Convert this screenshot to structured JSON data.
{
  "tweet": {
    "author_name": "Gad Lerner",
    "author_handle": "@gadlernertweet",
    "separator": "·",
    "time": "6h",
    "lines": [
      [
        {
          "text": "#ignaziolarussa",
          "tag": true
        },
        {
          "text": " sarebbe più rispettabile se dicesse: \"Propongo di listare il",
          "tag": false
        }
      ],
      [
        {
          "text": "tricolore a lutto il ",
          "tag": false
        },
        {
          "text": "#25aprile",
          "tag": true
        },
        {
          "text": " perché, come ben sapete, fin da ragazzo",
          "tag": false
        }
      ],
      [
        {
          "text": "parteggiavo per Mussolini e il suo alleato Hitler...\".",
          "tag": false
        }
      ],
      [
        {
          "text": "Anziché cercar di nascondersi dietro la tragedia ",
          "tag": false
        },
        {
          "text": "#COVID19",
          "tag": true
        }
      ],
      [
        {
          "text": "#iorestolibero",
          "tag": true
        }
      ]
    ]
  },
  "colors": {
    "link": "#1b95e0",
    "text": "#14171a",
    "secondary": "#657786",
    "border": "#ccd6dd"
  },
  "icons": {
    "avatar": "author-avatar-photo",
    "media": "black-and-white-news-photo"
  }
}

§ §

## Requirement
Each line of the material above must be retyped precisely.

## Answer to the problem
Convert this screenshot to structured JSON data.
{
  "tweet": {
    "author_name": "Gad Lerner",
    "author_handle": "@gadlernertweet",
    "separator": "·",
    "time": "6h",
    "lines": [
      [
        {
          "text": "#ignaziolarussa",
          "tag": true
        },
        {
          "text": " sarebbe più rispettabile se dicesse: \"Propongo di listare il",
          "tag": false
        }
      ],
      [
        {
          "text": "tricolore a lutto il ",
          "tag": false
        },
        {
          "text": "#25aprile",
          "tag": true
        },
        {
          "text": " perché, come ben sapete, fin da ragazzo",
          "tag": false
        }
      ],
      [
        {
          "text": "parteggiavo per Mussolini e il suo alleato Hitler...\".",
          "tag": false
        }
      ],
      [
        {
          "text": "Anziché cercar di nascondersi dietro la tragedia ",
          "tag": false
        },
        {
          "text": "#COVID19",
          "tag": true
        }
      ],
      [
        {
          "text": "#iorestolibero",
          "tag": true
        }
      ]
    ]
  },
  "colors": {
    "link": "#1b95e0",
    "text": "#14171a",
    "secondary": "#657786",
    "border": "#ccd6dd"
  },
  "icons": {
    "avatar": "author-avatar-photo",
    "media": "black-and-white-news-photo"
  }
}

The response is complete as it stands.